This week, The Joyce celebrates what would have been Alwin Nikolais’ 100th birthday. A true dance luminary whose repertoire spanned over sixty years, Alwin Nikolais created inventive and innovative works that have had a lasting effect on the history of modern dance. In the weeks proceeding the Nikolais Centennial engagement, MOMIX takes The Joyce stage demonstrating its own unique twists on some of the classic techniques that Nikolas made famous.
Nikolais was particularly interested in a theory he called “decentralization,” which proposed that by depersonalizing dancers they could be liberated from their own forms. Through the use of costumes sound collage and projected images–onto both the stage and the dancers–Nikolais shifted the focus away from any one individual dancer, and concentrated instead on the overall effect of the production. In an episode of PBS’ “American Masters” series focusing on Nikolais, it was said that the artist would often present his dancers in constrictive spaces and costumes with complicated sound and sets, “designed to confuse the process of dance.”
MOMIX, under the direction of Moses Pendleton, has been celebrated for its ability to conjure up a world of surrealistic images using props, light, shadow, humor and the human body. The spell-binding company has used elements of Nikolas’s work as a jumping off point to create its own unpredictable and otherworldly works for a new generation.

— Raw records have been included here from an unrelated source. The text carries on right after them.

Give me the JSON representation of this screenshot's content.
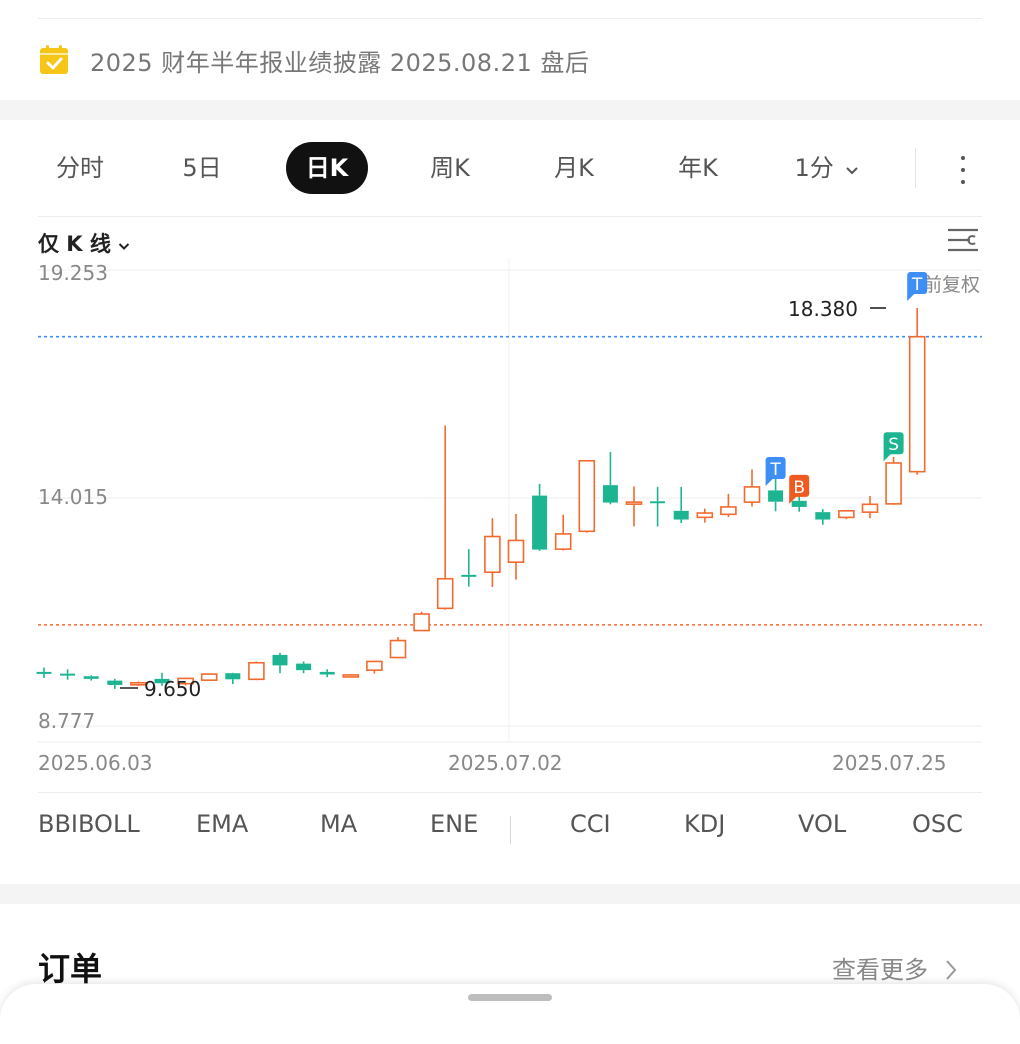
{
  "notice": {
    "text": "2025 财年半年报业绩披露 2025.08.21 盘后",
    "icon": "calendar-check-icon",
    "icon_color": "#F5C518"
  },
  "tabs": [
    {
      "label": "分时",
      "active": false
    },
    {
      "label": "5日",
      "active": false
    },
    {
      "label": "日K",
      "active": true
    },
    {
      "label": "周K",
      "active": false
    },
    {
      "label": "月K",
      "active": false
    },
    {
      "label": "年K",
      "active": false
    },
    {
      "label": "1分",
      "active": false
    }
  ],
  "chart_mode": "仅 K 线",
  "adjust_label": "前复权",
  "colors": {
    "up": "#F26A2E",
    "down": "#1DB591",
    "blue_marker": "#3D8FF5",
    "buy_marker": "#F05A1E",
    "sell_marker": "#1DB591"
  },
  "chart_data": {
    "type": "candlestick",
    "y_ticks": [
      "19.253",
      "14.015",
      "8.777"
    ],
    "ylim": [
      8.777,
      19.253
    ],
    "x_labels": [
      "2025.06.03",
      "2025.07.02",
      "2025.07.25"
    ],
    "max_label": "18.380",
    "min_label": "9.650",
    "reference_lines": [
      {
        "value": 17.72,
        "color": "#3D8FF5",
        "style": "dotted"
      },
      {
        "value": 11.1,
        "color": "#F26A2E",
        "style": "dotted"
      }
    ],
    "candles": [
      {
        "o": 10.02,
        "c": 9.98,
        "h": 10.12,
        "l": 9.88
      },
      {
        "o": 9.98,
        "c": 9.97,
        "h": 10.08,
        "l": 9.84
      },
      {
        "o": 9.92,
        "c": 9.86,
        "h": 9.94,
        "l": 9.82
      },
      {
        "o": 9.82,
        "c": 9.72,
        "h": 9.86,
        "l": 9.63
      },
      {
        "o": 9.73,
        "c": 9.77,
        "h": 9.8,
        "l": 9.7
      },
      {
        "o": 9.86,
        "c": 9.76,
        "h": 10.0,
        "l": 9.7
      },
      {
        "o": 9.75,
        "c": 9.87,
        "h": 9.89,
        "l": 9.71
      },
      {
        "o": 9.83,
        "c": 9.97,
        "h": 9.98,
        "l": 9.82
      },
      {
        "o": 9.99,
        "c": 9.85,
        "h": 10.0,
        "l": 9.74
      },
      {
        "o": 9.85,
        "c": 10.23,
        "h": 10.26,
        "l": 9.83
      },
      {
        "o": 10.41,
        "c": 10.17,
        "h": 10.46,
        "l": 9.99
      },
      {
        "o": 10.21,
        "c": 10.06,
        "h": 10.26,
        "l": 9.99
      },
      {
        "o": 10.02,
        "c": 9.96,
        "h": 10.08,
        "l": 9.9
      },
      {
        "o": 9.94,
        "c": 9.95,
        "h": 9.97,
        "l": 9.91
      },
      {
        "o": 10.06,
        "c": 10.26,
        "h": 10.26,
        "l": 9.98
      },
      {
        "o": 10.35,
        "c": 10.74,
        "h": 10.82,
        "l": 10.34
      },
      {
        "o": 10.97,
        "c": 11.35,
        "h": 11.4,
        "l": 10.96
      },
      {
        "o": 11.48,
        "c": 12.16,
        "h": 15.68,
        "l": 11.45
      },
      {
        "o": 12.25,
        "c": 12.23,
        "h": 12.84,
        "l": 11.98
      },
      {
        "o": 12.31,
        "c": 13.13,
        "h": 13.55,
        "l": 11.97
      },
      {
        "o": 12.54,
        "c": 13.04,
        "h": 13.65,
        "l": 12.14
      },
      {
        "o": 14.07,
        "c": 12.83,
        "h": 14.34,
        "l": 12.8
      },
      {
        "o": 12.84,
        "c": 13.19,
        "h": 13.63,
        "l": 12.81
      },
      {
        "o": 13.25,
        "c": 14.87,
        "h": 14.89,
        "l": 13.22
      },
      {
        "o": 14.31,
        "c": 13.91,
        "h": 15.07,
        "l": 13.87
      },
      {
        "o": 13.91,
        "c": 13.92,
        "h": 14.28,
        "l": 13.36
      },
      {
        "o": 13.94,
        "c": 13.93,
        "h": 14.27,
        "l": 13.36
      },
      {
        "o": 13.72,
        "c": 13.52,
        "h": 14.27,
        "l": 13.44
      },
      {
        "o": 13.57,
        "c": 13.67,
        "h": 13.77,
        "l": 13.45
      },
      {
        "o": 13.64,
        "c": 13.81,
        "h": 14.11,
        "l": 13.58
      },
      {
        "o": 13.92,
        "c": 14.27,
        "h": 14.67,
        "l": 13.82
      },
      {
        "o": 14.19,
        "c": 13.93,
        "h": 14.96,
        "l": 13.71
      },
      {
        "o": 13.95,
        "c": 13.81,
        "h": 14.06,
        "l": 13.7
      },
      {
        "o": 13.69,
        "c": 13.52,
        "h": 13.76,
        "l": 13.4
      },
      {
        "o": 13.57,
        "c": 13.72,
        "h": 13.73,
        "l": 13.53
      },
      {
        "o": 13.69,
        "c": 13.87,
        "h": 14.06,
        "l": 13.55
      },
      {
        "o": 13.88,
        "c": 14.82,
        "h": 14.96,
        "l": 13.86
      },
      {
        "o": 14.62,
        "c": 17.72,
        "h": 18.38,
        "l": 14.55
      }
    ],
    "markers": [
      {
        "label": "T",
        "candle": 37,
        "price": 18.93,
        "color": "blue"
      },
      {
        "label": "T",
        "candle": 31,
        "price": 14.68,
        "color": "blue"
      },
      {
        "label": "B",
        "candle": 32,
        "price": 14.27,
        "color": "buy"
      },
      {
        "label": "S",
        "candle": 36,
        "price": 15.25,
        "color": "sell"
      }
    ]
  },
  "indicators": [
    "BBIBOLL",
    "EMA",
    "MA",
    "ENE",
    "CCI",
    "KDJ",
    "VOL",
    "OSC"
  ],
  "orders": {
    "title": "订单",
    "view_more": "查看更多"
  }
}
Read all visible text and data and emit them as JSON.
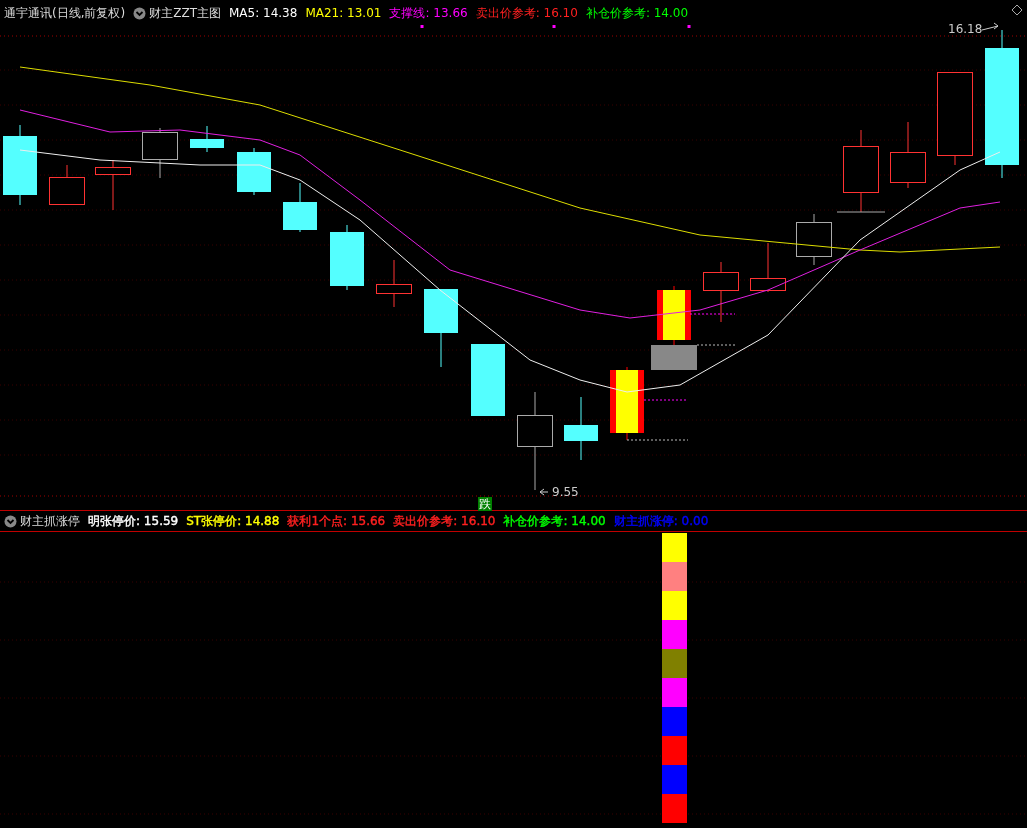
{
  "main_pane": {
    "stock_title": "通宇通讯(日线,前复权)",
    "indicator_name": "财主ZZT主图",
    "legend": [
      {
        "text": "MA5: 14.38",
        "color": "#ffffff"
      },
      {
        "text": "MA21: 13.01",
        "color": "#ffff00"
      },
      {
        "text": "支撑线: 13.66",
        "color": "#ff00ff"
      },
      {
        "text": "卖出价参考: 16.10",
        "color": "#ff2020"
      },
      {
        "text": "补仓价参考: 14.00",
        "color": "#00ff00"
      }
    ],
    "high_label": "16.18",
    "low_label": "9.55",
    "signal_label": "跌"
  },
  "sub_pane": {
    "indicator_name": "财主抓涨停",
    "legend": [
      {
        "text": "明张停价: 15.59",
        "color": "#ffffff"
      },
      {
        "text": "ST张停价: 14.88",
        "color": "#ffff00"
      },
      {
        "text": "获利1个点: 15.66",
        "color": "#ff2020"
      },
      {
        "text": "卖出价参考: 16.10",
        "color": "#ff2020"
      },
      {
        "text": "补仓价参考: 14.00",
        "color": "#00ff00"
      },
      {
        "text": "财主抓涨停: 0.00",
        "color": "#0000ff"
      }
    ],
    "signal_blocks": [
      {
        "color": "#ffff00"
      },
      {
        "color": "#ff8080"
      },
      {
        "color": "#ffff00"
      },
      {
        "color": "#ff00ff"
      },
      {
        "color": "#808000"
      },
      {
        "color": "#ff00ff"
      },
      {
        "color": "#0000ff"
      },
      {
        "color": "#ff0000"
      },
      {
        "color": "#0000ff"
      },
      {
        "color": "#ff0000"
      }
    ]
  }
}
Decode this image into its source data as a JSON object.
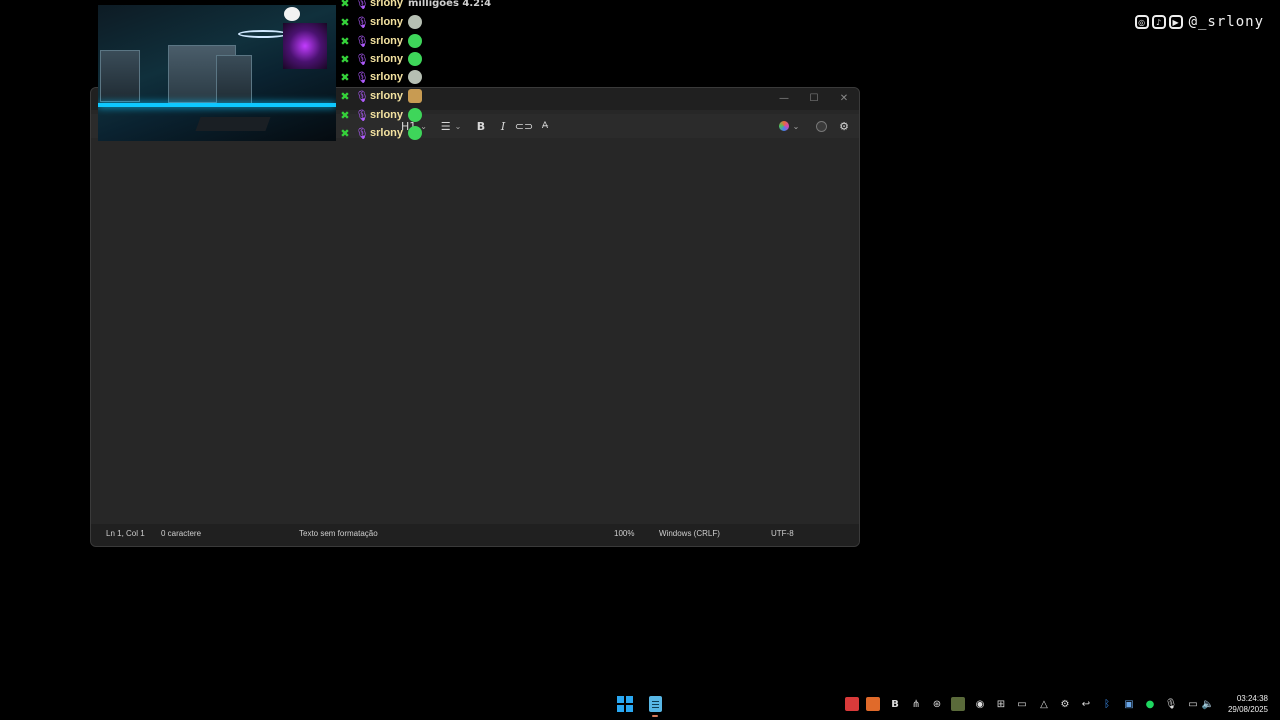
{
  "overlay": {
    "social_handle": "@_srlony",
    "social_icons": [
      "instagram-icon",
      "tiktok-icon",
      "youtube-icon"
    ],
    "chat": {
      "username": "srlony",
      "top_message": "milligoes 4.2:4",
      "colors": {
        "username": "#f3e2a0",
        "mod_badge": "#35d23a",
        "mic_badge": "#b15cff"
      }
    }
  },
  "notepad": {
    "toolbar": {
      "heading_label": "H1",
      "items": [
        "heading-dropdown",
        "list-dropdown",
        "bold",
        "italic",
        "link",
        "clear-formatting",
        "copilot",
        "account",
        "settings"
      ]
    },
    "window_controls": {
      "minimize": "—",
      "maximize": "☐",
      "close": "✕"
    },
    "status": {
      "position": "Ln 1, Col 1",
      "chars": "0 caractere",
      "format": "Texto sem formatação",
      "zoom": "100%",
      "line_ending": "Windows (CRLF)",
      "encoding": "UTF-8"
    }
  },
  "taskbar": {
    "clock_time": "03:24:38",
    "clock_date": "29/08/2025",
    "accent": "#2aa8f2"
  }
}
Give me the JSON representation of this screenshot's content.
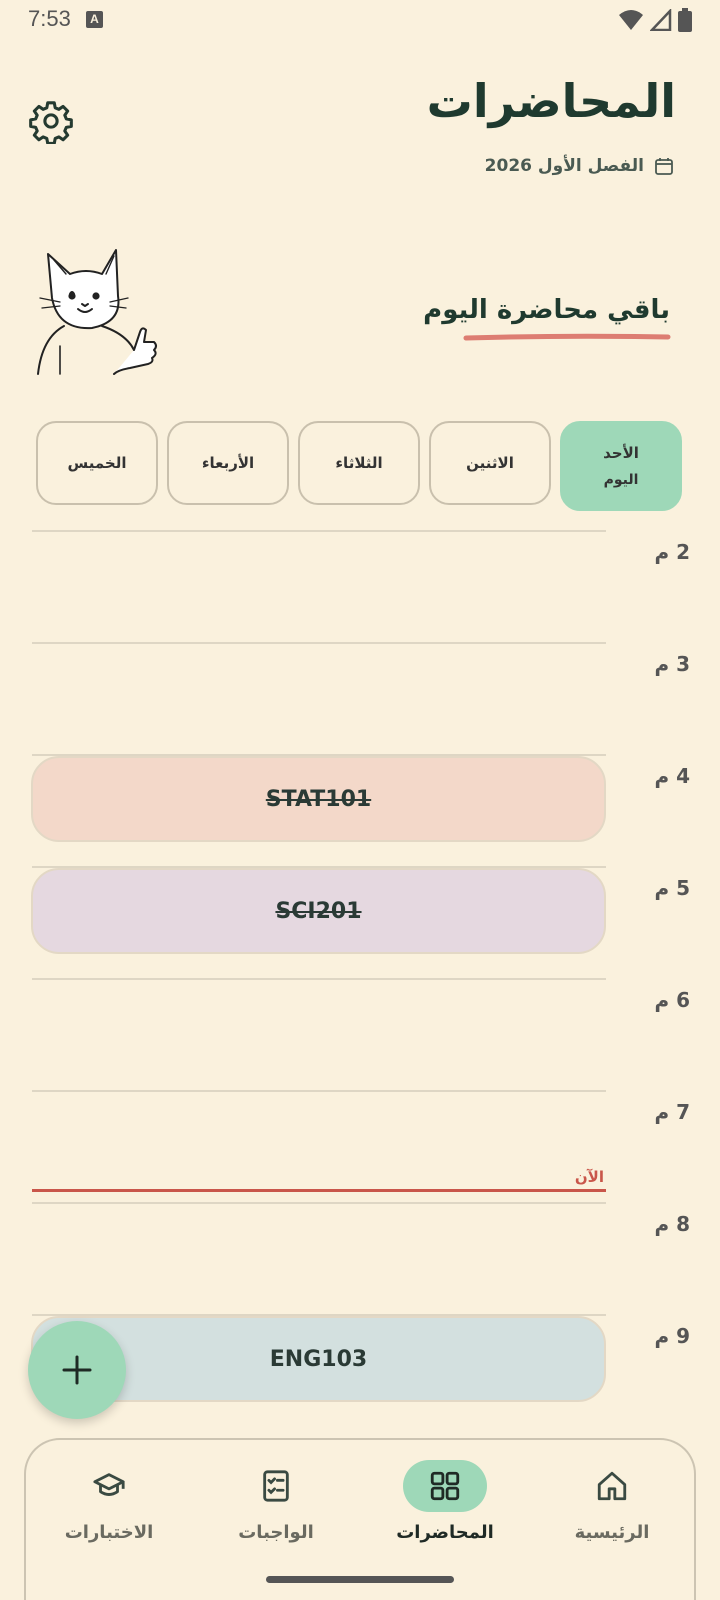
{
  "status_bar": {
    "time": "7:53",
    "badge": "A"
  },
  "header": {
    "title": "المحاضرات",
    "term": "الفصل الأول 2026"
  },
  "hero": {
    "message": "باقي محاضرة اليوم"
  },
  "days": [
    {
      "label": "الأحد",
      "sub": "اليوم",
      "active": true
    },
    {
      "label": "الاثنين"
    },
    {
      "label": "الثلاثاء"
    },
    {
      "label": "الأربعاء"
    },
    {
      "label": "الخميس"
    }
  ],
  "hours": [
    "2 م",
    "3 م",
    "4 م",
    "5 م",
    "6 م",
    "7 م",
    "8 م",
    "9 م"
  ],
  "events": [
    {
      "code": "STAT101",
      "hour": "4 م",
      "color": "#f3d8c9",
      "done": true
    },
    {
      "code": "SCI201",
      "hour": "5 م",
      "color": "#e5d8e0",
      "done": true
    },
    {
      "code": "ENG103",
      "hour": "9 م",
      "color": "#d3e0df",
      "done": false
    }
  ],
  "now_label": "الآن",
  "nav": [
    {
      "label": "الرئيسية",
      "icon": "home-icon"
    },
    {
      "label": "المحاضرات",
      "icon": "grid-icon",
      "active": true
    },
    {
      "label": "الواجبات",
      "icon": "checklist-icon"
    },
    {
      "label": "الاختبارات",
      "icon": "graduation-cap-icon"
    }
  ],
  "colors": {
    "background": "#faf1dd",
    "accent": "#9ed8b8",
    "now": "#c9564a"
  }
}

As an example of one of the stunning techniques that Nikolais pioneered that are still used today to great effect, consider this video containing footage of Nikolas’ Crucible (1985) and the picture below of MOMIX’s Botanica: